The Short Fiction of Flann O’Brien


By Adam Rivett.

Flann O’Brien didn’t have much respect for the traditional novel as we’ve come to know and scarcely tolerate it. At-Swim-Two-Birds, his first, can barely get started before it’s wandering down the winding track of digression and self-conscious hyperbole, all tongue-in-cheek mythology and undergraduate linguistic bluster. His second (and arguably greatest) novel, The Third Policeman, trades in the virtuoso style of the debut for a plainer prose, but, indisputably, a bleaker world view. Play becomes despair, and youthful drunken rhetorical games grow surreal and morbid. There was, from the outset of O’Brien’s work, a fundamental impatience with received forms. The ‘ideal’ novel that is so often rewarded these days – realist, tightly plotted, tastefully ‘well written,’ and above all consistent – is not O’Brien’s. Yet Birds is one of the 20th Century’s great debuts. Its voice – sardonic, harshly original, comfortable in numerous registers – seems formed and confident from the start. Reading the small amount of pre-Birds material in the new collection The Short Fiction of Flann O’Brien, then, gives us, among other things, the only clue we have as to how the man otherwise known as Brian O’Nolan got it so right so fast.

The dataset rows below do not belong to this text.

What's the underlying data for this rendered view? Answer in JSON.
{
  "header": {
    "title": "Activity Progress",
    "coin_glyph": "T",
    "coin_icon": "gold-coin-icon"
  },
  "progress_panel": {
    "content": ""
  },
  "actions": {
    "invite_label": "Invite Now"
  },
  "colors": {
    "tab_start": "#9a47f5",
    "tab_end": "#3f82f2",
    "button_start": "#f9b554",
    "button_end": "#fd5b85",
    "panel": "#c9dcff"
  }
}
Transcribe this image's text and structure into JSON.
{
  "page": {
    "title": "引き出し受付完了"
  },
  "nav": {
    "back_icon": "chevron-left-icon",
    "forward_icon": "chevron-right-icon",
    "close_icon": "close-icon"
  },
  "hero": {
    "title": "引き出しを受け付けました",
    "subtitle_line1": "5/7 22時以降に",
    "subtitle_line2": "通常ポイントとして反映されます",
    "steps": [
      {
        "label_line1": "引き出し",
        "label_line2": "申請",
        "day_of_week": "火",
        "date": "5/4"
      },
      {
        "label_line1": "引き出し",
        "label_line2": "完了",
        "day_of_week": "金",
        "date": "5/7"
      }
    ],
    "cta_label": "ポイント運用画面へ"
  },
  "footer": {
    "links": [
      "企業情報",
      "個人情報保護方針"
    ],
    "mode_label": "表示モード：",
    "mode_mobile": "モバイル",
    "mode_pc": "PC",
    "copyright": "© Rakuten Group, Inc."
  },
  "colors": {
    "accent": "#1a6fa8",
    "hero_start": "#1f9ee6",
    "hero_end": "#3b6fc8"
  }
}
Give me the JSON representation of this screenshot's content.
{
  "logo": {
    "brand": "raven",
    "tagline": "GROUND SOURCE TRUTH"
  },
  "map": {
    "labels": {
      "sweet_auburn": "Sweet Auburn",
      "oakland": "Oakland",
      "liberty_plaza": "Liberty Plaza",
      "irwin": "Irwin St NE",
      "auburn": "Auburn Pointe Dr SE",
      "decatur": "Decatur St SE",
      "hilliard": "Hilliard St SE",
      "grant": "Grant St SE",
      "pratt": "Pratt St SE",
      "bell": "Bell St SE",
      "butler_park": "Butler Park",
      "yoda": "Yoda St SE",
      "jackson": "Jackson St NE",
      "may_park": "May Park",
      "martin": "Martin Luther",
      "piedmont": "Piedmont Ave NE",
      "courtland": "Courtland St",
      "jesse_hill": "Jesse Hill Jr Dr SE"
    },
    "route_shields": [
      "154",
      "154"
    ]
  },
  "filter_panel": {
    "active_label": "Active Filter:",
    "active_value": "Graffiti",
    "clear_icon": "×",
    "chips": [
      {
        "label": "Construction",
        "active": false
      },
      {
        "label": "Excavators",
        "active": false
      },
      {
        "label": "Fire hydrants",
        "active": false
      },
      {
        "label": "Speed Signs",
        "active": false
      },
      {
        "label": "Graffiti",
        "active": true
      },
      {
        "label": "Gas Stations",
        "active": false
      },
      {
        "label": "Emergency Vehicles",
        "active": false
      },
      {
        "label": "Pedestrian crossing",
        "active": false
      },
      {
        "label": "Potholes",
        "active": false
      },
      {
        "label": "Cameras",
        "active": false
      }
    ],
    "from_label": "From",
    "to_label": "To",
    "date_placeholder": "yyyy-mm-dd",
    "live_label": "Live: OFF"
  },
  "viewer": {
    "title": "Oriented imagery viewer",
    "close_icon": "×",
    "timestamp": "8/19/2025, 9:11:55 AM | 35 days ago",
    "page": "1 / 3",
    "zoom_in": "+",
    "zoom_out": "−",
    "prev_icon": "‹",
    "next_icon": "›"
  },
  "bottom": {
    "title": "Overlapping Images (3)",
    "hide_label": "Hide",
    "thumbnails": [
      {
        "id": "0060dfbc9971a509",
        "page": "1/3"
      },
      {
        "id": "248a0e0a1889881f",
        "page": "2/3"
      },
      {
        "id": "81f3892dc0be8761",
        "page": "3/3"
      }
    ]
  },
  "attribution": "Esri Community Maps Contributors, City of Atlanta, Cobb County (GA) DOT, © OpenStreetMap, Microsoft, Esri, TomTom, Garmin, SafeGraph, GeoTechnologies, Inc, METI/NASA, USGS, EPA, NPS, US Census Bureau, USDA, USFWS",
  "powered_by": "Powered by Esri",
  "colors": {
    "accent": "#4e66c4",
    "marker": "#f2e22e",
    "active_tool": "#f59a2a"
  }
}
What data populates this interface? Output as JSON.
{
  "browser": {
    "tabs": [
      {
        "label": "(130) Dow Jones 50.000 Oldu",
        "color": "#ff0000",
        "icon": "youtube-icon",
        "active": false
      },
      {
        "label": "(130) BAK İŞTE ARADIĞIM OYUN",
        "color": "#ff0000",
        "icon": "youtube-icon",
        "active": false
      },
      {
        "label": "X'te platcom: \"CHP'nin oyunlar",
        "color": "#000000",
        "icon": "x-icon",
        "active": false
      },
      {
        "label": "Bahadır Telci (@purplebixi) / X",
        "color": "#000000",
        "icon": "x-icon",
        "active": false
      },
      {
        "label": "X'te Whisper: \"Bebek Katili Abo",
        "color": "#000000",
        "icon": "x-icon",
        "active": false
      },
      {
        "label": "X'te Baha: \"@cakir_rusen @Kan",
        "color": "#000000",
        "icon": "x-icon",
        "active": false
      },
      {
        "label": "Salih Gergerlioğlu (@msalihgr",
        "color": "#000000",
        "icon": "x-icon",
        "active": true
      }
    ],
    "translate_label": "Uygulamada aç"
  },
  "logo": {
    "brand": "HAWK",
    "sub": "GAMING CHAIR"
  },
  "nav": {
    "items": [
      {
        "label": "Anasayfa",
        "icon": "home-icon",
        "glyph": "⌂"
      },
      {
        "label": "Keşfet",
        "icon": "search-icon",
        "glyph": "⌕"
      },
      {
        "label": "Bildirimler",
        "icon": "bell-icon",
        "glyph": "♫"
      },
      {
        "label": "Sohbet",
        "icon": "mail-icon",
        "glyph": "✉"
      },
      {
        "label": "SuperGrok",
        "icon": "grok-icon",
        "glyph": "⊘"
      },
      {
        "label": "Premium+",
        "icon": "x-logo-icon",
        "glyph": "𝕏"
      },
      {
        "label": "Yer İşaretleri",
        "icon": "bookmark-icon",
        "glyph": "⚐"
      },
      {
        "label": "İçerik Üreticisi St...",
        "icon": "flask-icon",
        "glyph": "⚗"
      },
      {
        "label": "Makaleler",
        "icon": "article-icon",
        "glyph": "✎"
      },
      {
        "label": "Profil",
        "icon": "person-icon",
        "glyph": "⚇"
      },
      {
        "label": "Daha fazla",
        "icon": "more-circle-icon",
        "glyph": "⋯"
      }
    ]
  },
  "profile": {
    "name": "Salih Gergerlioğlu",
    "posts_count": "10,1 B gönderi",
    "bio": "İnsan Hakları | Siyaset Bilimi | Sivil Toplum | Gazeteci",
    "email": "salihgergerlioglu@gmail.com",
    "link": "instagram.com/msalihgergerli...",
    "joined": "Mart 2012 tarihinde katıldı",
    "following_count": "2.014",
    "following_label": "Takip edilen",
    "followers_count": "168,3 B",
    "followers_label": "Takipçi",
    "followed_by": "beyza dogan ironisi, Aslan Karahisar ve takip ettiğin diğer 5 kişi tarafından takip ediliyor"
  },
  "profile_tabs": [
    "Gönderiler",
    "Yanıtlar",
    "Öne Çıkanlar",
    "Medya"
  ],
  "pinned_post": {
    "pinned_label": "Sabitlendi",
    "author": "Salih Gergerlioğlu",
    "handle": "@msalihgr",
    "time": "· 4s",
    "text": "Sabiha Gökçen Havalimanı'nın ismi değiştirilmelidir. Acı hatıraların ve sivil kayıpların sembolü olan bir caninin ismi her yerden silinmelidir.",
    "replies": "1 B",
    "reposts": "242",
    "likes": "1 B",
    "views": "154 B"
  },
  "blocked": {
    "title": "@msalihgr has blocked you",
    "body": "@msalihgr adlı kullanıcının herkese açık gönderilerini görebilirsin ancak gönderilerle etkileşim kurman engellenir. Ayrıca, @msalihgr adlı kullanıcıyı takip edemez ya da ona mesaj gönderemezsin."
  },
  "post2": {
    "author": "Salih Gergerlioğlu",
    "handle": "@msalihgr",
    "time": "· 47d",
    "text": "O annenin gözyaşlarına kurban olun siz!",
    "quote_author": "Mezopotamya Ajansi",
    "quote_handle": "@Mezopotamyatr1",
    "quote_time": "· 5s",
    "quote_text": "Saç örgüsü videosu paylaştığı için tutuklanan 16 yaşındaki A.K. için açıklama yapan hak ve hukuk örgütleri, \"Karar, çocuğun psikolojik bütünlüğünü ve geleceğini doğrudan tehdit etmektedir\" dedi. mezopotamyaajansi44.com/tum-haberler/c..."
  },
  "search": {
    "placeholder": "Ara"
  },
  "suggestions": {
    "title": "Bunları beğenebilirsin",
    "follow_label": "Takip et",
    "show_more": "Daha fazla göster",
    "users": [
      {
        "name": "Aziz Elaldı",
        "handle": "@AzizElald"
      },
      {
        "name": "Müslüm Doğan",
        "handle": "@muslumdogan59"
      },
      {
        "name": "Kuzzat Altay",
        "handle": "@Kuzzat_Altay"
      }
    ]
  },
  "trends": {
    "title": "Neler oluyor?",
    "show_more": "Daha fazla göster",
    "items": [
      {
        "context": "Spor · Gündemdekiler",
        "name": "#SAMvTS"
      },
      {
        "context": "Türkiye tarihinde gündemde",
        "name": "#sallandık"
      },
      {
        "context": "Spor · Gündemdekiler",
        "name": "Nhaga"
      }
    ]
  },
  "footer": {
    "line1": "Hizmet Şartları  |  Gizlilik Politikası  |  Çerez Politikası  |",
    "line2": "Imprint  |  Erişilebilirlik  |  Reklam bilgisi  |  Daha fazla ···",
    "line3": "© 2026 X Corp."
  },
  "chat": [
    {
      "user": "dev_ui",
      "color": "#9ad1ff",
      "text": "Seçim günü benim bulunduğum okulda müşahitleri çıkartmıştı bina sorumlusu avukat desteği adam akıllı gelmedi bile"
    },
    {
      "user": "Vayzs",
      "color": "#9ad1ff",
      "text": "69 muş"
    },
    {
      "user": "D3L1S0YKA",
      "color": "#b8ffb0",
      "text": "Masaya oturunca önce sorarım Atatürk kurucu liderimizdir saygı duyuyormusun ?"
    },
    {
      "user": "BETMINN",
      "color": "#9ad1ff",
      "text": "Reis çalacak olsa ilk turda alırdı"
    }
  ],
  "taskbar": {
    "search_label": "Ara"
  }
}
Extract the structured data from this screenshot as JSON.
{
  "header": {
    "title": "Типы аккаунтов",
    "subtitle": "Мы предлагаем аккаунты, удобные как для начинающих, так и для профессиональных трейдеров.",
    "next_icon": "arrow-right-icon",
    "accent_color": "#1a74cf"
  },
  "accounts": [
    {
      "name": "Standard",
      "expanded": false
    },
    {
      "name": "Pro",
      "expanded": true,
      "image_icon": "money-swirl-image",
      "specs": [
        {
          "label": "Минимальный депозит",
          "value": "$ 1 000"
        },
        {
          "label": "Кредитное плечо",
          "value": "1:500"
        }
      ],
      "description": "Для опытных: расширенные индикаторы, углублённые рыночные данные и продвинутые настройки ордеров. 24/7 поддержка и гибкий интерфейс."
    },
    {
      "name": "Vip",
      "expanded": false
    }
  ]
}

Best European Fiction 2014


By Jonathan Gibbs.

This is the fifth year of Dalkey Archive’s Best European Fiction and already it’s possible to see how the cultural ground has shifted under it even in that short time. In his introduction to the original, 2010, collection, editor Aleksandar Hemon felt the need to deny that a book of (mostly) translated (mostly) short stories was a “doubly lost cause”. You can’t imagine him saying that today – not with regards to the short story, at any rate: not with the increasingly high-profile prizes, the prestigious wins for Munro (the Nobel) and Davis (Man Booker International), and the beginnings of a real digital presence for the form.

The relationship of the English-reading world to the European scene, however, is more uncertain. Indeed, Salt’s yearly anthologies of British, and Faber’s regular ones of Irish short stories might be helping to shore the form up on these islands, but they are necessarily inward- rather than outward-looking. And the globalisation – or, more realistically, transatlantic shift – of the Man Booker, and the appearance of the Folio Prize, run the risk of turning us further from our continental neighbours, and the culture we share across our different languages.